Blockchain Technology and Smart Contracts
by Kostas (Konstantinos) Chalkias, Cryptographer & Blockchain Engineer, Facebook
Wednesday, May 12th, 2021 17:00
Host: Evangelos Markatos, Computer Science Department, University of Crete
On Oct 31st 2008, a pseudo-anonymous author known as Satoshi Nakamoto published a white paper entitled Bitcoin: A Peer-to-Peer Electronic Cash System. Since then, the decentralization concept has gained in popularity and novel applications that were not previously possible have emerged. In this talk we will cover the basic design principles, algorithms and differences between some of the most popular blockchain networks including Bitcoin, Ethereum, zCash, Corda and Diem. The goal is to transfer the knowledge of skills required by a computer scientist or cryptographer to work or do research in blockchain projects, but also enlist some interesting business applications where smart contracts are applied in practice today, including cryptocurrencies, blockchain-based games, fair lottery schemes, transparent copyrights, timestamping, decentralized land registry, e-voting and many more. Finally, we will present and analyze some common interview questions one might encounter when applying for blockchain roles.

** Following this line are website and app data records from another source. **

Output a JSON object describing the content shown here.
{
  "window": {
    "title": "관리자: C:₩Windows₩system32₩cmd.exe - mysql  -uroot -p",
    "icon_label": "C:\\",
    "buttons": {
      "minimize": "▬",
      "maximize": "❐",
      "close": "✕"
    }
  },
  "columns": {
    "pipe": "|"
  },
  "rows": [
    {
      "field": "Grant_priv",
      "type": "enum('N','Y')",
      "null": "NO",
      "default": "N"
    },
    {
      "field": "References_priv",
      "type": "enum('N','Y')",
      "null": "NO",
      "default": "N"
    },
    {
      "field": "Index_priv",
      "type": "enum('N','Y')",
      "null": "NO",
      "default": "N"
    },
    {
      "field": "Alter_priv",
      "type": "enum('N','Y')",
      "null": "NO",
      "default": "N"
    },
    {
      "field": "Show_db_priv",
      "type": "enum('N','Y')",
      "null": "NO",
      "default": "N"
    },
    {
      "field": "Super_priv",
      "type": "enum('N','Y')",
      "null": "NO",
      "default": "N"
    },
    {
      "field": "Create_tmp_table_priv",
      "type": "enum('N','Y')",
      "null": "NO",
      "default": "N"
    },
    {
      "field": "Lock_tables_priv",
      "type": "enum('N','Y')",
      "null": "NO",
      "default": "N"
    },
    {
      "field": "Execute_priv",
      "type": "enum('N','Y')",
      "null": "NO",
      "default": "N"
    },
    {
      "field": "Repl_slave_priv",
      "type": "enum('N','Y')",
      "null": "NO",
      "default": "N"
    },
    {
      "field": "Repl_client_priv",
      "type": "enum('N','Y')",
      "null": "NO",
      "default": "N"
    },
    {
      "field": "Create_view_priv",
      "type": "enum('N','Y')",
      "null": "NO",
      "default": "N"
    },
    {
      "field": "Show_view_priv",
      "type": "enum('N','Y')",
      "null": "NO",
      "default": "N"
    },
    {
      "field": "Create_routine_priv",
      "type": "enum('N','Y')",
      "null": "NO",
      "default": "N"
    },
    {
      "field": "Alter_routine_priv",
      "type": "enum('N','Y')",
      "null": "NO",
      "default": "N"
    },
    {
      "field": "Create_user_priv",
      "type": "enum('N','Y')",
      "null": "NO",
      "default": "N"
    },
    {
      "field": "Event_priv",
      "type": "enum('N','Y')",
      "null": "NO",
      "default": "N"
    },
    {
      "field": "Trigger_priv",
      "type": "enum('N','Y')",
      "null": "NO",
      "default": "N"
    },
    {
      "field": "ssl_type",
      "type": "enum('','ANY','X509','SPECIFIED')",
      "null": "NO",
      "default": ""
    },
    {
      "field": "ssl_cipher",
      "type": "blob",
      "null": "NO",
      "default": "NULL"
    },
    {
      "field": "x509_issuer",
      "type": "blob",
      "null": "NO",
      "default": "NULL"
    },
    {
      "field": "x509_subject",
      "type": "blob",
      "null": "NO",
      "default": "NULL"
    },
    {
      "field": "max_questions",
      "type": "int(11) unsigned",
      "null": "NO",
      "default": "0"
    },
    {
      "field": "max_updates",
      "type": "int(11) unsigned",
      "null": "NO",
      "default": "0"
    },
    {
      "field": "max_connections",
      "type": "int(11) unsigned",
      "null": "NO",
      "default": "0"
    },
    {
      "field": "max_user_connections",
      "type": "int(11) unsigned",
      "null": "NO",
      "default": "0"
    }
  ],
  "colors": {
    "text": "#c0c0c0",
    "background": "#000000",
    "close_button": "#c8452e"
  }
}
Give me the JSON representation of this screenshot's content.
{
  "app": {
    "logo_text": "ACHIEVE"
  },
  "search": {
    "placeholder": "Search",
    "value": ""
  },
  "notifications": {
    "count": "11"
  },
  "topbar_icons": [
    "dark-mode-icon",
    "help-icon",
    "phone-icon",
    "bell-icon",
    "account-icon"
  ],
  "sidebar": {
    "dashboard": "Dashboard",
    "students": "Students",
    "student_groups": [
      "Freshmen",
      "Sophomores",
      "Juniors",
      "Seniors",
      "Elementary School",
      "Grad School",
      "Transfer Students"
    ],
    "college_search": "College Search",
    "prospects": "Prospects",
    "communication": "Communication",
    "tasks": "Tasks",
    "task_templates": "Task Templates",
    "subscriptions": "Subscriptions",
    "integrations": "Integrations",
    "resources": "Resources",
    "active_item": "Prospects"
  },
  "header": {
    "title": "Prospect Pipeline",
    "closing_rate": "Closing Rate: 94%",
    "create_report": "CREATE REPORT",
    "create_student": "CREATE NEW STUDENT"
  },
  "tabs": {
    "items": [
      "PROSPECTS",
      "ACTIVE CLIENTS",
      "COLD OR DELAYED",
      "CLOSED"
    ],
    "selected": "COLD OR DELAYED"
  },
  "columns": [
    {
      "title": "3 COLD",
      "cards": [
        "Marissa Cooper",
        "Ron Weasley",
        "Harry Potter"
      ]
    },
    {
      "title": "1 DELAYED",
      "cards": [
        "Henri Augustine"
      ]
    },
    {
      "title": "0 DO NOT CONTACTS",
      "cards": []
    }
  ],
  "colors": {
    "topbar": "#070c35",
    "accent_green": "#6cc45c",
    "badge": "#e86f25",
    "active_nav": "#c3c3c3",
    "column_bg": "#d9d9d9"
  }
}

Kostas holds a PhD in identity-based encryption from University of Macedonia, and he is now based in California, working as a cryptographer at Novi/Facebook, focusing on privacy-preserving protocols and contributing to the Diem (formerly Libra) blockchain crypto API. Before joining Facebook, he was the lead cryptographer at R3 in London, one of the biggest fintech consortia, mainly dealing with secure smart contracts for finance. Prior to that, he was the CTO of two security and machine learning startups (Erybo and Safemarket), where he built a platform for fair and secure national exams and quizzes using time-lapse cryptography. His fields of expertise include zero knowledge proofs, elliptic curve encryption, secure enclaves, graphical passwords, and post-quantum cryptography. Kostas has also filed 6 security related patents, while he has implemented and found critical bugs in a number of international standards and smart contracts, such as optimizations and attacks on the EdDSA signature scheme and various blockchain protocols including cryptocurrency atomic swaps, decentralized lotteries and blockchain games.